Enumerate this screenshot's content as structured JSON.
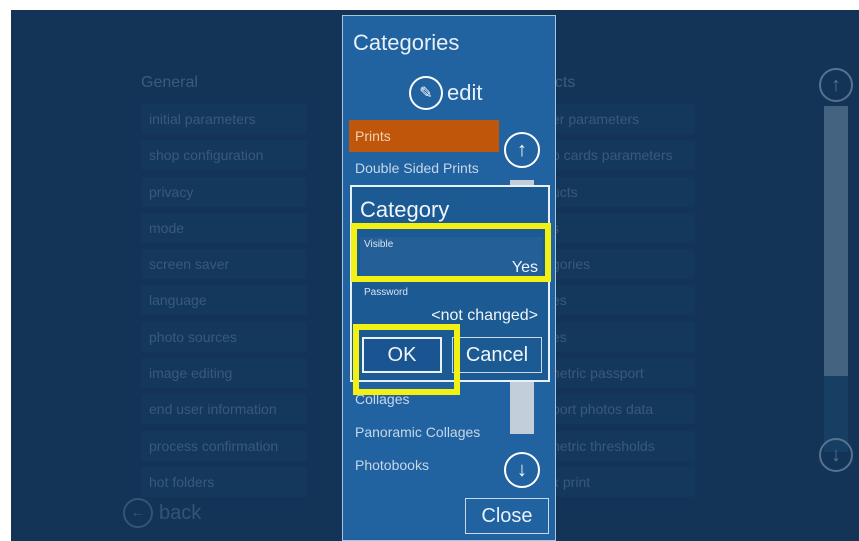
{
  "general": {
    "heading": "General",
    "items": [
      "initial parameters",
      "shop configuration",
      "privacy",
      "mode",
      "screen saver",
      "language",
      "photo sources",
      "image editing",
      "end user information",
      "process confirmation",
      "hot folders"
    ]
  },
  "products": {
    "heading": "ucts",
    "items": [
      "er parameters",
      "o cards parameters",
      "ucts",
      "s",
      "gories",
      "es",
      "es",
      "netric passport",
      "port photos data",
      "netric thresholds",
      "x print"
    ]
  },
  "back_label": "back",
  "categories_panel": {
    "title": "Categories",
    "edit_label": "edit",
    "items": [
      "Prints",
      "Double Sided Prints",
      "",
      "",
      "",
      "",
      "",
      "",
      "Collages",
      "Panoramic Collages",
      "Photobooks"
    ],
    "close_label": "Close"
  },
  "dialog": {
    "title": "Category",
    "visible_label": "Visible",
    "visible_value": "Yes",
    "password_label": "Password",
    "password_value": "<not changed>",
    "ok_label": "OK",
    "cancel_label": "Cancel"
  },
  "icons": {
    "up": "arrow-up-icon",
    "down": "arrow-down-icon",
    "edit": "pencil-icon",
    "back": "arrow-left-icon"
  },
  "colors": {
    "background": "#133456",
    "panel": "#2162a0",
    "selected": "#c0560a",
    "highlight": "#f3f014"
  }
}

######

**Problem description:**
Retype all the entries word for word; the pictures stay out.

**Response for this exercise:**
Enumerate this screenshot's content as structured JSON.
{
  "general": {
    "heading": "General",
    "items": [
      "initial parameters",
      "shop configuration",
      "privacy",
      "mode",
      "screen saver",
      "language",
      "photo sources",
      "image editing",
      "end user information",
      "process confirmation",
      "hot folders"
    ]
  },
  "products": {
    "heading": "ucts",
    "items": [
      "er parameters",
      "o cards parameters",
      "ucts",
      "s",
      "gories",
      "es",
      "es",
      "netric passport",
      "port photos data",
      "netric thresholds",
      "x print"
    ]
  },
  "back_label": "back",
  "categories_panel": {
    "title": "Categories",
    "edit_label": "edit",
    "items": [
      "Prints",
      "Double Sided Prints",
      "",
      "",
      "",
      "",
      "",
      "",
      "Collages",
      "Panoramic Collages",
      "Photobooks"
    ],
    "close_label": "Close"
  },
  "dialog": {
    "title": "Category",
    "visible_label": "Visible",
    "visible_value": "Yes",
    "password_label": "Password",
    "password_value": "<not changed>",
    "ok_label": "OK",
    "cancel_label": "Cancel"
  },
  "icons": {
    "up": "arrow-up-icon",
    "down": "arrow-down-icon",
    "edit": "pencil-icon",
    "back": "arrow-left-icon"
  },
  "colors": {
    "background": "#133456",
    "panel": "#2162a0",
    "selected": "#c0560a",
    "highlight": "#f3f014"
  }
}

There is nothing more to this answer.